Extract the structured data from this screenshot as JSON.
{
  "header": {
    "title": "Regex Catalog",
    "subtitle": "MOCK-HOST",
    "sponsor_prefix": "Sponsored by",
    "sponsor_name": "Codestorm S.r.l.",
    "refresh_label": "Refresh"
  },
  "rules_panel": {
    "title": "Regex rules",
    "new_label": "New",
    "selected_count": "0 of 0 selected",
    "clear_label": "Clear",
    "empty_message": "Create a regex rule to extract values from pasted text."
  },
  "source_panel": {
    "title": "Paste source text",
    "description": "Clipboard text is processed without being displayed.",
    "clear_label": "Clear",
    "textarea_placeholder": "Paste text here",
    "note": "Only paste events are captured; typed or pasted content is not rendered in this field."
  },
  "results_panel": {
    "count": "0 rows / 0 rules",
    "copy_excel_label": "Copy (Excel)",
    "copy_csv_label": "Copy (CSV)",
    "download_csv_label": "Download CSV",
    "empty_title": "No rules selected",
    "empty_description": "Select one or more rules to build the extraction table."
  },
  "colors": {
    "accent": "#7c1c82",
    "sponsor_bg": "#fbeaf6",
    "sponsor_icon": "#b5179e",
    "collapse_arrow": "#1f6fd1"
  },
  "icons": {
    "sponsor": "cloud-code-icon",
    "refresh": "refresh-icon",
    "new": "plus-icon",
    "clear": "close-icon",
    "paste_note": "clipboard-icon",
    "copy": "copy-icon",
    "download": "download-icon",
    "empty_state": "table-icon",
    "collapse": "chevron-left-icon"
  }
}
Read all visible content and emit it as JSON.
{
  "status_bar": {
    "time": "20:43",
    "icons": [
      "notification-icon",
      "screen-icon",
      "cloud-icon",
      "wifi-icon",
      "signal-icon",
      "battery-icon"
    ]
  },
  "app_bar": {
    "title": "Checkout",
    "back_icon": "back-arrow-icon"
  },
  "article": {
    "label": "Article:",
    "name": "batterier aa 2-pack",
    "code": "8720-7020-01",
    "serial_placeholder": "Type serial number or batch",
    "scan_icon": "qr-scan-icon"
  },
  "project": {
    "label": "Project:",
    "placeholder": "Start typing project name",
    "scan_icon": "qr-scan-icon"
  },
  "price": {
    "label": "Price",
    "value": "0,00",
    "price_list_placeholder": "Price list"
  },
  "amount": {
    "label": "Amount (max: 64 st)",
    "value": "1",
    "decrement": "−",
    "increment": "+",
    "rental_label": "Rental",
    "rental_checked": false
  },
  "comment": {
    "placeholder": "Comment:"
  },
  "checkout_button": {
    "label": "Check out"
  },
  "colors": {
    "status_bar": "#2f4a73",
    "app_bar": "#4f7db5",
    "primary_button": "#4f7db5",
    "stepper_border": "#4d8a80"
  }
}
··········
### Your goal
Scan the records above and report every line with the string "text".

### Written reply
    "empty_message": "Create a regex rule to extract values from pasted text."
    "title": "Paste source text",
    "description": "Clipboard text is processed without being displayed.",
    "textarea_placeholder": "Paste text here",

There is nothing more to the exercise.